Manning released a statement on the sentencing through Fight for the Future, a group that, according to its website, is "dedicated to protecting and expanding the Internet’s transformative power in our lives by creating civic campaigns that are engaging for millions of people" and currently serving as an advocacy source for Manning:
The term for this status is 'disciplinary segregation.' There is no set date set for this to start. After I receive the formal board results in writing, I have 15 days to appeal. I expect to get them in the next few days.
I am feeling hurt. I am feeling lonely. I am embarrassed by the decision. I don’t know how to explain it.
Following her suicide attempt, Manning began a hunger strike in September. It ended after a week when her request for the "medically prescribed treatment for her gender dysphoria," as the ACLU noted in its press release, was granted. At the time, Manning released a statement, “I am unendingly relieved that the military is finally doing the right thing. I applaud them for that. This is all that I wanted — for them to let me be me."
However, Manning also added in her statement:

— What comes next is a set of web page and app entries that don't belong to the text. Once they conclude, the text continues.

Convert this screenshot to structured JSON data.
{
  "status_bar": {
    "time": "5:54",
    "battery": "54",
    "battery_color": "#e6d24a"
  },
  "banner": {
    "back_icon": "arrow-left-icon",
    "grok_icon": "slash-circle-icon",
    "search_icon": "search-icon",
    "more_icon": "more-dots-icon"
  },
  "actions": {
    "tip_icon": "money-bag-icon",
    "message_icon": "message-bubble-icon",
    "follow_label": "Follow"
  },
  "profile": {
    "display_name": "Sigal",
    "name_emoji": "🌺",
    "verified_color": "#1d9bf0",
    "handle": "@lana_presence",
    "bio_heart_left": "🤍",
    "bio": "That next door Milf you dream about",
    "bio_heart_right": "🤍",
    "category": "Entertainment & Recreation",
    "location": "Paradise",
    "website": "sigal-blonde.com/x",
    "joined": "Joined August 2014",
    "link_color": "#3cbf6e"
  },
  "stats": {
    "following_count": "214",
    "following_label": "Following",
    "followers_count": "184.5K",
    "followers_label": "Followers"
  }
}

But it is hard not to wonder why it has taken so long. Also, why were such drastic measures needed? The surgery was recommended in April 2016. The recommendations for my hair length were back in 2014. In any case, I hope this sets a precedent for the thousands of trans people behind me hoping they will be given the treatment they need.